Lost time? Marcel Proust spent an entire six- (or seven, depending on how you count) book series hunting for it — like Harry Potter, but instead of magic and Lord Voldemort, with madeleines and the looming concern that Albertine might be unfaithful. Other writers have tried with equal unsuccess to turn up their misplaced time.

Amateurs! I know where mine is.

I spend it indulging the latest, hippest, most disturbing addiction.

Miley Cyrus and Charlie Sheen shouldn’t be allowed near it.

Students with the addiction tried spending a day clean. “It felt like I was being tortured,” one student wrote. “I began going crazy,” noted another.

By now I’m sure you are rolling your eyes and saying, “It’s the Internet,” and, of course, you are right.

According to a survey conducted by Arbitron and Edison Media Research, Americans are spending 20 percent more time consuming media such as radio, television and the Internet than they did a decade ago — going from a daily average of 6 hours and 50 minutes to an average of 8 hours 11 minutes.

Practically an hour and a half? Of course! That’s the hour I spend reloading the page to see if I’ve gone viral yet.

But overall, much of this is due to the increasing ubiquity of smartphones. They’ve been described as our era’s “swiss army knife and security blanket.” They’re more than that. Take my smartphone and — bang! All redeemable personality traits melt away. I snarl at passersby. I lose my sense of direction. After setting my watch by the sun, I wind up in strange neighborhoods at three in the morning and accidentally break into strangers’ homes, mistaking them for hip eateries. Direction? Vocabulary? Common sense? Why be smart when you have a smartphone?

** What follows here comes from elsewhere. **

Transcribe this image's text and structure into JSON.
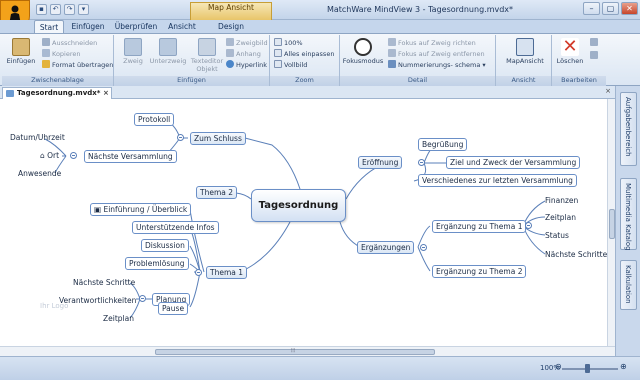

In fact, when you think of it this way, I’m amazed we don’t spend longer with media. After all, a smartphone is like an infinitely patient, infinitely skillful friend to get you out of messes, a pocket Jeeves. No wonder without them we feel like someone amputated our sixth senses. “I can’t sense the time and temperature!” we yelp. “I don’t know the meaning of the word ‘tergiversate’!” It’s like being Tony Stark — yank out our magical glowing device, and we’re suddenly incapable of doing anything. But unlike Tony, without our phones, we couldn’t build anything in a cave.

But additionally, the Internet is, well, better now. TV and radio have remained at about the same level. But the online landscape 10 years ago is almost unrecognizable. In 2001, there was no Facebook. There most certainly was no Twitter. There wasn’t even MySpace! All you could do was sit in the AOL Reference chatrooms and talk about who would win a mud-wrestling bout between Civil War leaders and Christina Aguilera. Sure, they had fanfiction and All Your Base Are Belong to Us and Evil Bert. But we have everything else. Admittedly that includes Rebecca Black, but you’ve got to take the lumps with the good.

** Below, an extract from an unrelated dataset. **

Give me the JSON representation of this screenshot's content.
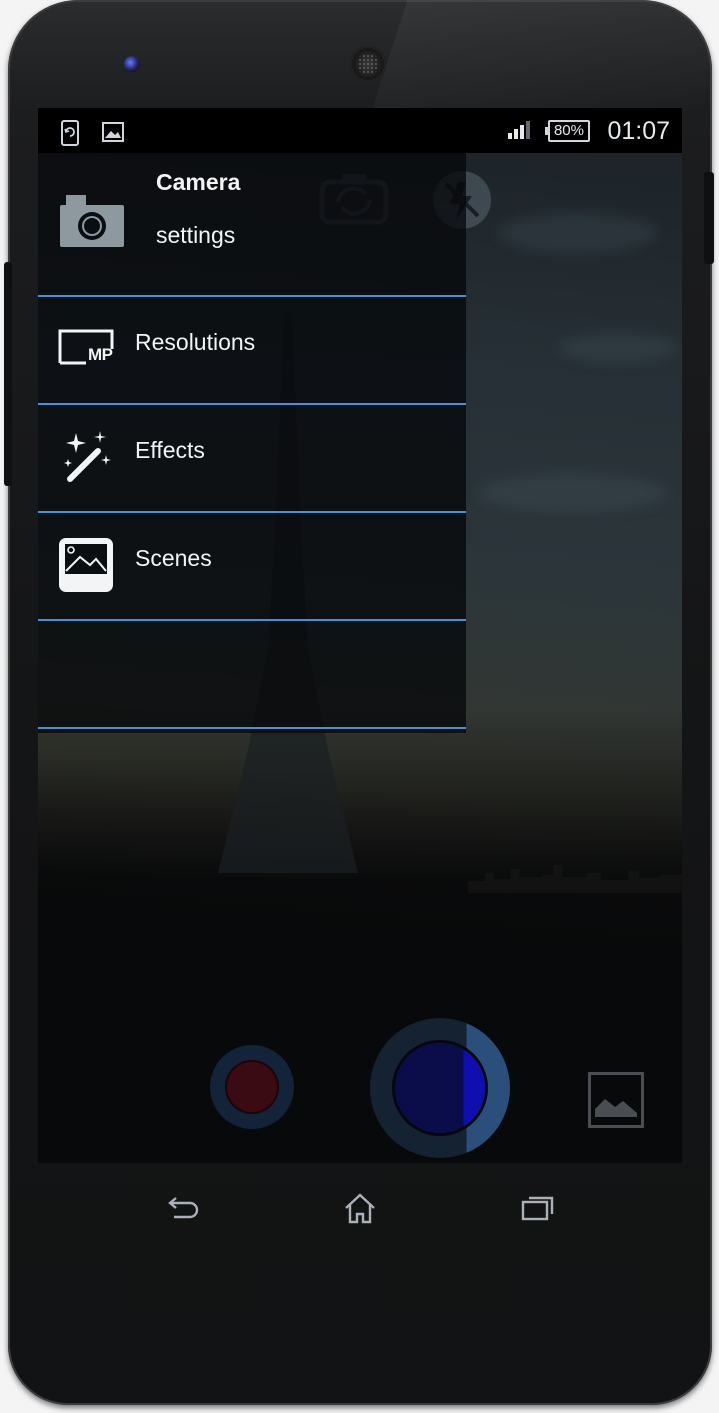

Now, eight hours is barely enough.

I certainly don’t want that extra hour back!

I don’t know what I used to do with that time, but it can’t have been worth it. Reading, sleeping, talking to friends? So 2001.

I’m glad I never had to spend time in a world where there was no way to tell everyone what I was thinking at all times.

William Blake once said something about seeing a world in a grain of sand and heaven in a wild flower, “Hold infinity in the palm of your hand, And eternity in an hour.”

Forget flowers and sand! They’d damage my BlackBerry. I’ve got all the eternity I need right here at my fingertips.

And I need a fix. It’s been almost 20 minutes. Maybe I’m viral now. Maybe I should check.